Reducing levels of carbon emissions has to be more than just an opinion. Society will literally choke in a fog of chat if nothing is done by individuals. While it is true that large corporations need to do a lot of the heavy lifting, it is at the local micro – level where a lot of positive steps can be made to reduce the size of the carbon footprint we leave behind. It does take a commitment to making positive movement forward. The question then remains what type of step and how big it ought to be.
The good news is that the first actions do not have to be major ones to make a sizable difference. The beginning effort is not much more than well-organized house maintenance with energy reduction in mind. A homeowner can use a benchmark of reducing the number of kilowatt hours of electricity expended by a given percentage (e.g. 10 to 20 percent annually), and work to meet that goal. Air filters ought to be changed on a quarterly basis and all heating ducts should also be kept clean. In reducing energy consumption, thermostats are a very valuable tool. A programmable thermostat can monitor the amount of heat in a room, and if any space is not used regularly simply closing the heating vents in the area will reduce consumption. Space heaters and installed heating pads can also cut down on the wasted energy in rooms not always in use.
Windows and doors are notorious for being escape passages for heat. There’s no reason to warm or cool the outside and a little insulation along the frames can stop the door drafts from happening. There are number of options that a green DIY enthusiast can use for the windows. Winter based Low-E Window film is an energy saver that reflects considerable amounts of heat back into the room, but this incurs the expense of the professional installer if you do not want to install it yourself. Insulation can easily be placed on the borders of the window frames, and simple plastic sheet coverings can also prevent heat from escaping through the window. The US Environmental Protection Agency and the Department of Energy have partnered in the Energy Star program to help conserve energy. Windows that have the Energy Star seal are designed to conserve heat, and these can be installed immediately or when the older windows need to be replaced. The Energy Star program, by the way, has a number of strategies and alternatives on its web site that a DIY person can use.

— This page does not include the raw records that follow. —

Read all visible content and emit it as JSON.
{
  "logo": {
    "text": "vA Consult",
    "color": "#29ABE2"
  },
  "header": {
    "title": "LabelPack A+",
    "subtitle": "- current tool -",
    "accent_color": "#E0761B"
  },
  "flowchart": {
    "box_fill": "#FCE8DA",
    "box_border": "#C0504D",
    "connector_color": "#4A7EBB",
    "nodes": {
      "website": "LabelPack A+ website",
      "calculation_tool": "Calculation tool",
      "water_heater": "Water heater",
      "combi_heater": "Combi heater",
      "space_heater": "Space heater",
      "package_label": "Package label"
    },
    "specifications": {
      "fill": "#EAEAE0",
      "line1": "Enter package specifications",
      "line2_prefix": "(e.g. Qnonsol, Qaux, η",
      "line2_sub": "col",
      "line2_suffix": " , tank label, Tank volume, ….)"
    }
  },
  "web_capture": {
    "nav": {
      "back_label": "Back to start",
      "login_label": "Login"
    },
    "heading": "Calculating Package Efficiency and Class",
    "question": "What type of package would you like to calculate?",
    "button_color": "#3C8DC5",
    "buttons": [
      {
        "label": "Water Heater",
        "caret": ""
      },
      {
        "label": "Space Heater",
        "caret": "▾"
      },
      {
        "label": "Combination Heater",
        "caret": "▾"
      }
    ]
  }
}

These are all fairly low cost, small effort means of cutting down on energy consumption. Doors can be simply draft proofed with spray foam insulation, and with the exception of window installation all of these improvements can be Saturday projects for the homeowner. People often are intimidated by cost of energy saving equipment and hesitate to do anything because of it. What is important to know is that of none of the ideas mentioned are overly expensive. Materials are available from a number of sources, and will make a noticeable improvement in the use of electricity or other fuel in the house. Making use of them will cut consumption which in turn reduces carbon emission, making for a smaller carbon footprint and a more environmentally friendly residence.